University honours former student who foiled train terror attack
Release Date 11 December 2015
The University of Reading has awarded a Distinguished Fellowship to former student Chris Norman, for his bravery in foiling a suspected terror attack on a train in France four months ago.
The Distinguished Fellowship was presented at the University's annual winter graduation ceremony at its London Road campus - 37 years after Ugandan-born Mr Norman, now a management consultant, graduated with an MSc in Regional and Urban Planning Studies in 1978.
Mr Norman and three American passengers helped overpower and then subdue an attacker armed with an AK47 assault rifle, on a train travelling from Amsterdam to Paris and carrying more than 500 passengers on 21 August this year.
Grandfather Mr Norman, 62, helped tackle the suspected terrorist to the ground, held down his left hand, before tying the attacker's hands behind his back and holding him until security forces arrived.
Police later said the attacker, 25-year-old Ayoub El Khazzani, was armed with 270 rounds of ammunition and also had bottle of petrol.
At today's ceremony University of Reading Vice-Chancellor Sir David Bell told hundreds of graduates and guests that Mr Norman was "an exceptional man".

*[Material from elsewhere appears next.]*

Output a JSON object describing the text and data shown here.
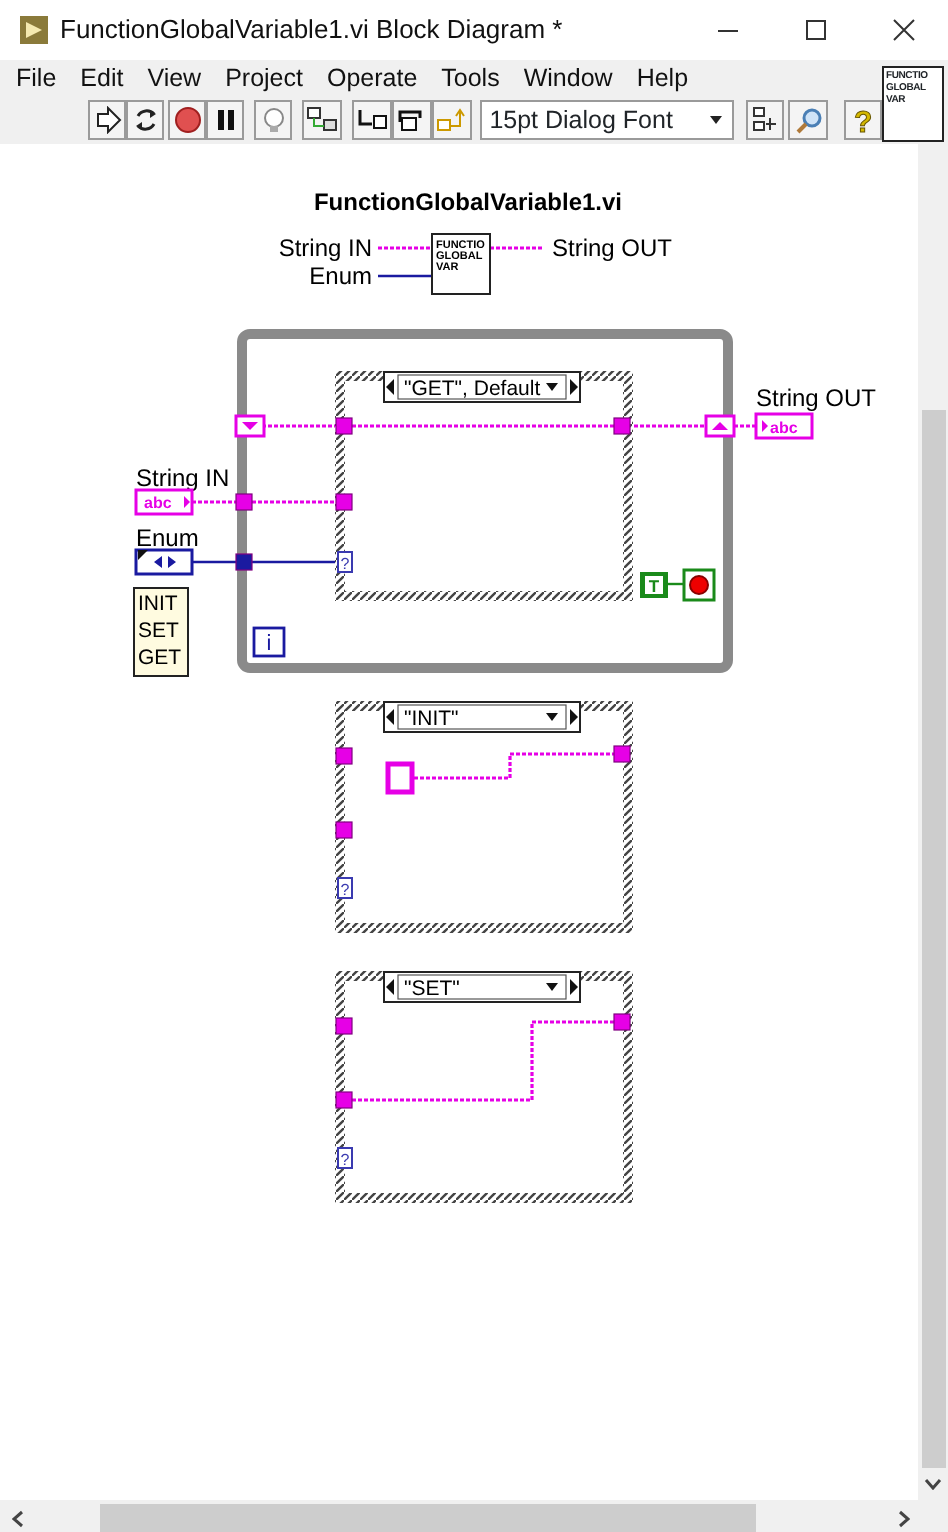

'The word 'hero' is sometimes used loosely but in his case it is utterly justified' -- Sir David Bell
Sir David said: "The word 'hero' is sometimes used loosely but in his case it is utterly justified. His immense bravery should be, and is, a great source of pride for all those that know him. As his university, we are proud to count ourselves in that group, humbled though we are in the face of such heroism."
After receiving the award Mr Norman said: "I'm very honoured by the University having given me the award, and I was quite moved by the ceremony... (there was a) huge amount of applause. It was good to be back at the University and good to be back in the environment.
"I'm just another guy like anybody else. To be honest if I was in the same situation again right now I don't know whether I would act in the same way. What I am pleased about to a certain extent is perhaps our example can give people hope and make you think, OK, if you see a terrorist, maybe we all need to act."
Mr Norman, who is British but grew up in southern Africa, is an entrepreneur and business consultant and lives in Nimes, France. His actions also led French President Francois Hollande to appoint him a Knight of the Legion of Honour (Chevalier Legion d'Honneur), France's highest civilian award, earlier this year.